## TASK BRIEF
Count the lines in the records below that contain the word "name", and give only that count.

Page and application data records:
........

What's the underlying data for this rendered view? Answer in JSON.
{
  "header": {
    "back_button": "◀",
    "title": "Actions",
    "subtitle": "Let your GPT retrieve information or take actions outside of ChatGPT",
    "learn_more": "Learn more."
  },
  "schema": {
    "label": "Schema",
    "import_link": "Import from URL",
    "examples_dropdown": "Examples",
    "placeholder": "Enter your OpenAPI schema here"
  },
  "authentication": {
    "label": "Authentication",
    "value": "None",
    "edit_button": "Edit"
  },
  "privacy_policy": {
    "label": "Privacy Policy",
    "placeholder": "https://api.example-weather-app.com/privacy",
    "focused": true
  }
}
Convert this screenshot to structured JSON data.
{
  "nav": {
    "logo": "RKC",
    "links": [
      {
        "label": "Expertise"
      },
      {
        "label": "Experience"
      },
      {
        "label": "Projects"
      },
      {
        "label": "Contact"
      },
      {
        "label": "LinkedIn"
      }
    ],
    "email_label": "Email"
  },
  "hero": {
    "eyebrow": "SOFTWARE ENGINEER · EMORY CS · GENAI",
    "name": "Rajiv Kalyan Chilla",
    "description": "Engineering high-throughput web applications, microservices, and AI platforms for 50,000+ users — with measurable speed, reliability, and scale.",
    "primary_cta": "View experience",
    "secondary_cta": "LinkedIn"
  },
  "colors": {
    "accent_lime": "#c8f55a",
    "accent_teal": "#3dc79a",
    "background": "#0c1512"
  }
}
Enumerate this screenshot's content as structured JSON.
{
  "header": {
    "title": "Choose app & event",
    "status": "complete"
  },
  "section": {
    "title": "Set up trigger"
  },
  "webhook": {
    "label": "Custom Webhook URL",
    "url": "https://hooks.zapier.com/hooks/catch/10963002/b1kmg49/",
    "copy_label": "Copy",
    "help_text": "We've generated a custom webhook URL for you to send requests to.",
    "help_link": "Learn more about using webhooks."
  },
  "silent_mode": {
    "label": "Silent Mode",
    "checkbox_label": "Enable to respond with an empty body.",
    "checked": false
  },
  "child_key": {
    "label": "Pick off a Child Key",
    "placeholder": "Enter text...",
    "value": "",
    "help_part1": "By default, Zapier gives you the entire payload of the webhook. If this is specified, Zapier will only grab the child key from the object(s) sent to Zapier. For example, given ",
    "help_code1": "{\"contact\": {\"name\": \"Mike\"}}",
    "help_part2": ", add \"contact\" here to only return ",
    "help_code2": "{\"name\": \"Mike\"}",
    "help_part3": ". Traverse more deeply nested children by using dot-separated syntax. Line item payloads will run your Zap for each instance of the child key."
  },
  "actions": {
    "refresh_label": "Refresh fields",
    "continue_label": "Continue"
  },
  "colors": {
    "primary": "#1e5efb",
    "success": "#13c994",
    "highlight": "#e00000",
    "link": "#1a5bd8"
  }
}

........

## TASK SOLUTION
3